* [Raw data]
=-=-=
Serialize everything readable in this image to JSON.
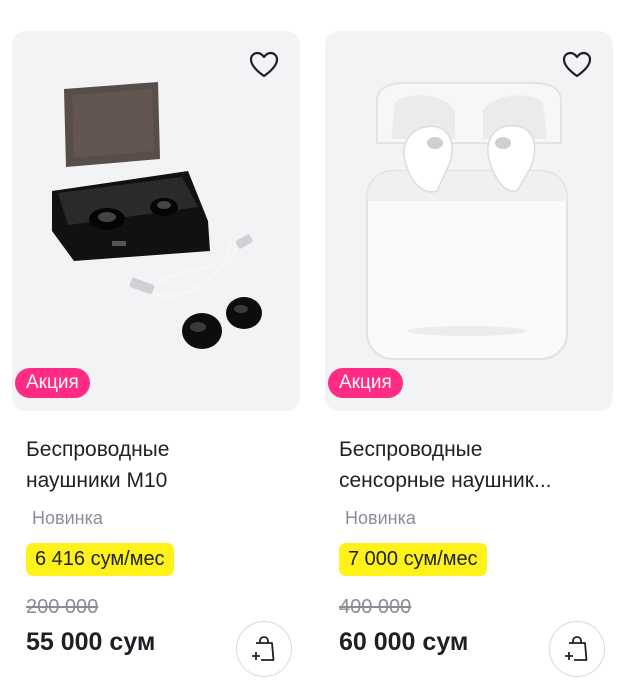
{
  "colors": {
    "promo_badge": "#ff2b84",
    "installment_highlight": "#fff21a",
    "active_dot": "#6b3ce6",
    "card_background": "#f2f3f5"
  },
  "products": [
    {
      "image": "black-earbuds-charging-case",
      "promo_badge": "Акция",
      "title_line1": "Беспроводные",
      "title_line2": "наушники M10",
      "tag": "Новинка",
      "installment": "6 416 сум/мес",
      "old_price": "200 000",
      "price": "55 000 сум",
      "favorite_icon": "heart-outline-icon",
      "cart_icon": "add-to-cart-icon"
    },
    {
      "image": "white-earbuds-case",
      "promo_badge": "Акция",
      "title_line1": "Беспроводные",
      "title_line2": "сенсорные наушник...",
      "tag": "Новинка",
      "installment": "7 000 сум/мес",
      "old_price": "400 000",
      "price": "60 000 сум",
      "favorite_icon": "heart-outline-icon",
      "cart_icon": "add-to-cart-icon"
    }
  ]
}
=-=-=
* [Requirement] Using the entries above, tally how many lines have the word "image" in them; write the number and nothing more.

* [Written response] 3